Texas has grown less dependent on both taxes and jobs from the fossil fuel industry in recent years, which allowed it to remain in relatively stable fiscal condition even as other large oil and gas producers like North Dakota, Alaska, and Louisiana suffered during a two-year oil bust that began in the summer of 2014.
Still, TXOGA president Todd Staples used the annual tabulation to trumpet the industry’s importance to the state’s economy, and press for the maintenance of a business climate that favors oil and gas production.
“What Texas needs now is for our lawmakers to look closely at what Texas needs to attract businesses,” Staples said on a conference call with reporters, naming adequate funding for the Railroad Commission, low taxes, and support for pipeline infrastructure as the association’s main priorities for the 2017 legislative session.

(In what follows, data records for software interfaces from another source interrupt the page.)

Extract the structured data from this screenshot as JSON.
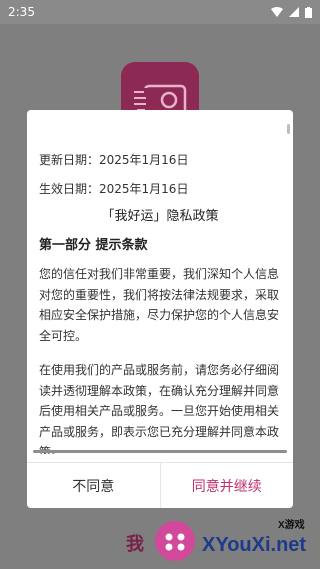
{
  "status_bar": {
    "time": "2:35"
  },
  "dialog": {
    "update_date": "更新日期：2025年1月16日",
    "effective_date": "生效日期：2025年1月16日",
    "title": "「我好运」隐私政策",
    "section_title": "第一部分 提示条款",
    "paragraph_1": "您的信任对我们非常重要，我们深知个人信息对您的重要性，我们将按法律法规要求，采取相应安全保护措施，尽力保护您的个人信息安全可控。",
    "paragraph_2": "在使用我们的产品或服务前，请您务必仔细阅读并透彻理解本政策，在确认充分理解并同意后使用相关产品或服务。一旦您开始使用相关产品或服务，即表示您已充分理解并同意本政策。",
    "disagree_label": "不同意",
    "agree_label": "同意并继续"
  },
  "background": {
    "bottom_text": "我"
  },
  "watermark": {
    "brand": "XYouXi.net",
    "sub": "X游戏"
  },
  "colors": {
    "accent": "#c0306f",
    "logo_bg": "#8c2a55"
  }
}
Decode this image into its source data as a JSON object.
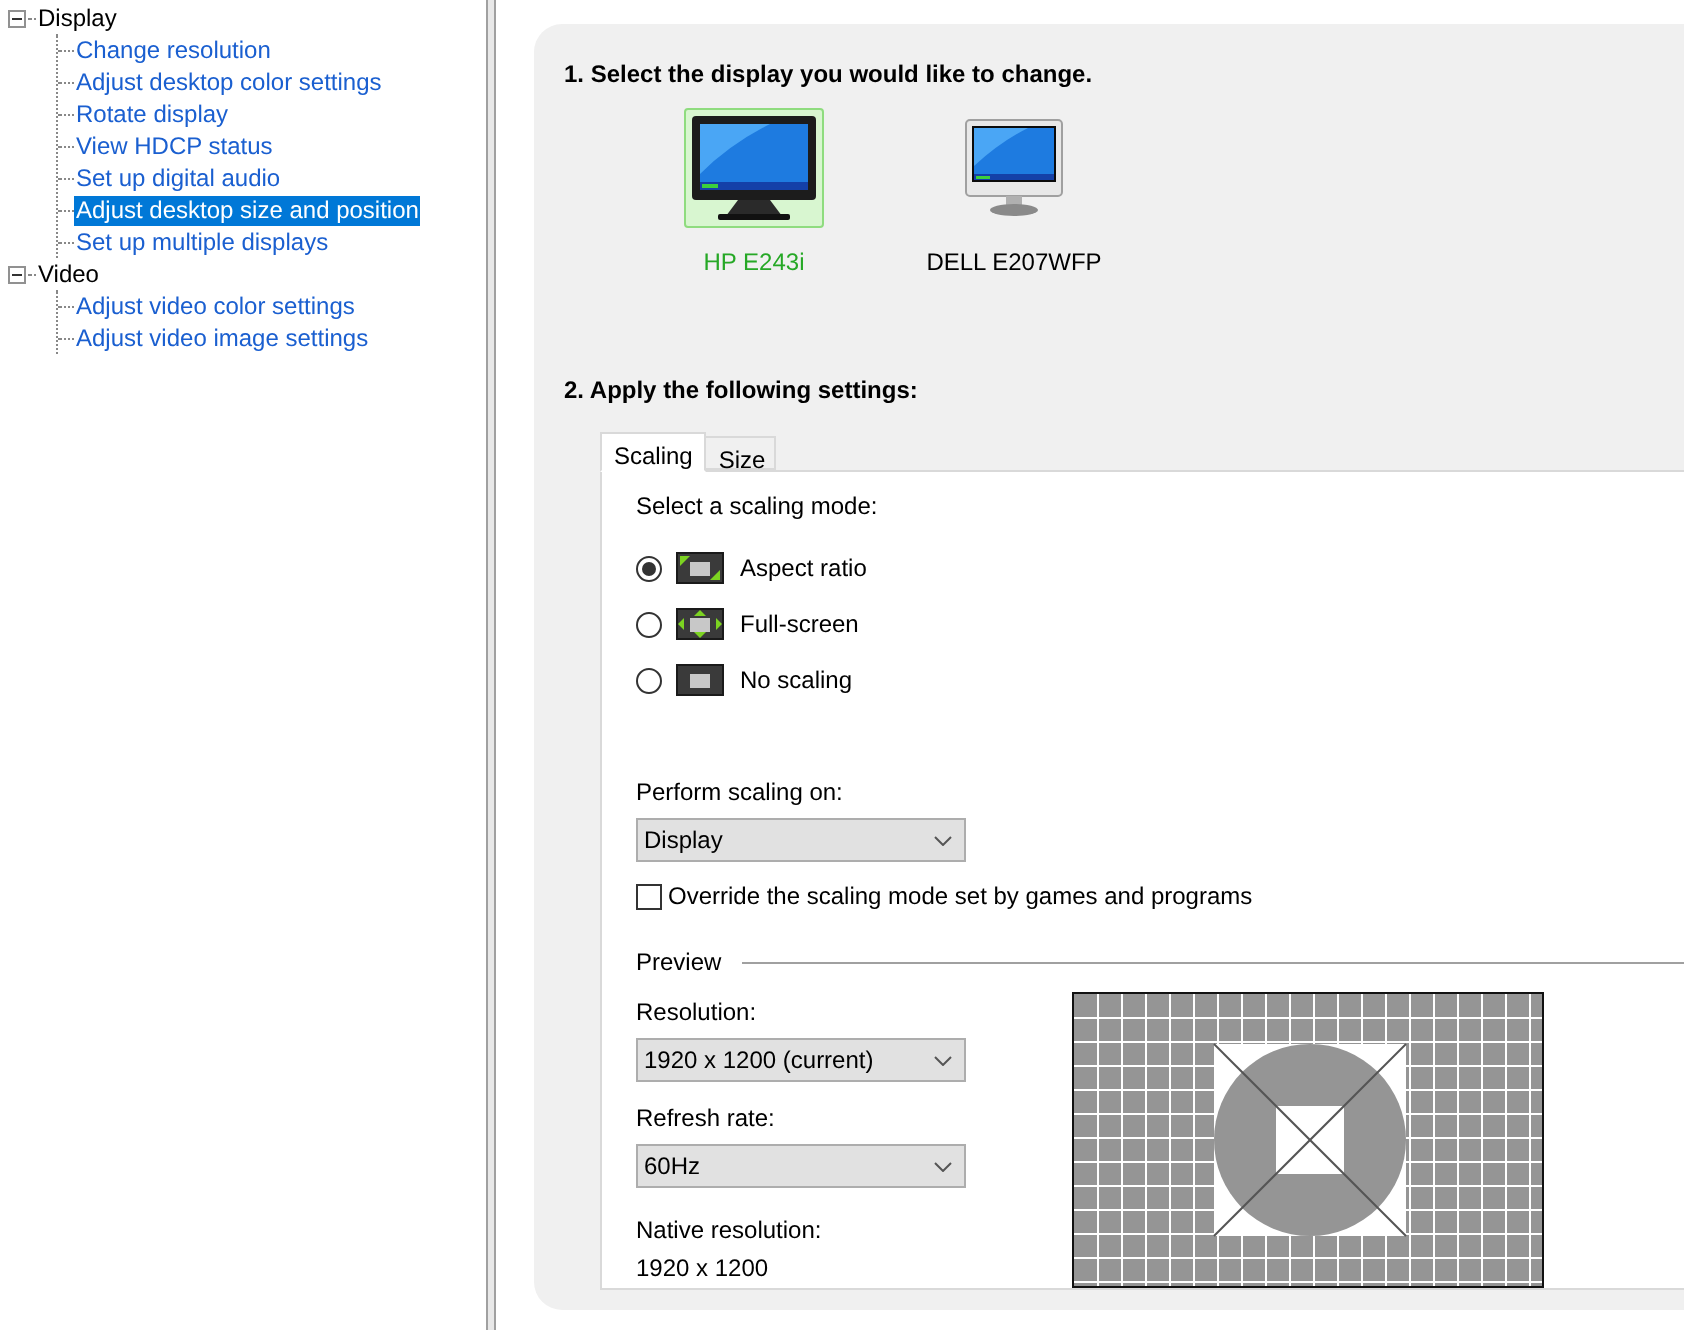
{
  "tree": [
    {
      "label": "Display",
      "expanded": true,
      "children": [
        {
          "label": "Change resolution",
          "selected": false
        },
        {
          "label": "Adjust desktop color settings",
          "selected": false
        },
        {
          "label": "Rotate display",
          "selected": false
        },
        {
          "label": "View HDCP status",
          "selected": false
        },
        {
          "label": "Set up digital audio",
          "selected": false
        },
        {
          "label": "Adjust desktop size and position",
          "selected": true
        },
        {
          "label": "Set up multiple displays",
          "selected": false
        }
      ]
    },
    {
      "label": "Video",
      "expanded": true,
      "children": [
        {
          "label": "Adjust video color settings",
          "selected": false
        },
        {
          "label": "Adjust video image settings",
          "selected": false
        }
      ]
    }
  ],
  "step1": {
    "heading": "1. Select the display you would like to change.",
    "displays": [
      {
        "name": "HP E243i",
        "kind": "black",
        "selected": true
      },
      {
        "name": "DELL E207WFP",
        "kind": "silver",
        "selected": false
      }
    ]
  },
  "step2": {
    "heading": "2. Apply the following settings:",
    "tabs": [
      {
        "label": "Scaling",
        "selected": true
      },
      {
        "label": "Size",
        "selected": false
      }
    ],
    "mode_prompt": "Select a scaling mode:",
    "modes": [
      {
        "label": "Aspect ratio",
        "kind": "aspect",
        "selected": true
      },
      {
        "label": "Full-screen",
        "kind": "full",
        "selected": false
      },
      {
        "label": "No scaling",
        "kind": "none",
        "selected": false
      }
    ],
    "perform_label": "Perform scaling on:",
    "perform_value": "Display",
    "override": {
      "label": "Override the scaling mode set by games and programs",
      "checked": false
    },
    "preview": {
      "title": "Preview",
      "resolution_label": "Resolution:",
      "resolution_value": "1920 x 1200 (current)",
      "refresh_label": "Refresh rate:",
      "refresh_value": "60Hz",
      "native_label": "Native resolution:",
      "native_value": "1920 x 1200"
    }
  }
}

Staples also cited the oil and gas industry’s formidable workforce in Texas, which still enjoys higher-than-average wages, even though it has shrunk from more than 100,000 workers in November 2015 to about 92,000 employees today, according to the Dallas Federal Reserve.
The Comptroller’s office has forecast state oil and natural gas tax collections to rise 32.3 percent and 27 percent respectively in the coming two-year period as oil prices recover. Oil was trading above $54 a barrel late Tuesday morning, more than double the 13-year low of $26 reached just over a year ago.
But there are increasing concerns that while oil supply seems boundless, demand may be peaking as vehicles become more fuel efficient and alternative energy sources like wind and solar increase their share of electricity production. Meanwhile, advances in automation have decreased the rate at which the industry’s workforce needs will rise along with production.
“I don’t think anyone is forecasting the wide-open speed at which jobs were created, and revenues of 2014,” Staples said, “just because the global supply is so much, and demand is not growing as fast as it has in previous decades.”
Even though the state overall isn’t heavily dependent on oil and gas, some counties and school districts rely almost entirely on revenues from local production. For example, Karnes City Independent School District gets 87.1 percent of its revenues from the industry, and took a $6 million hit last year — although it didn’t keep much of the revenue it took in during the boom times anyway, since the Texas’ school finance rules require excess collections to be sent back to the state.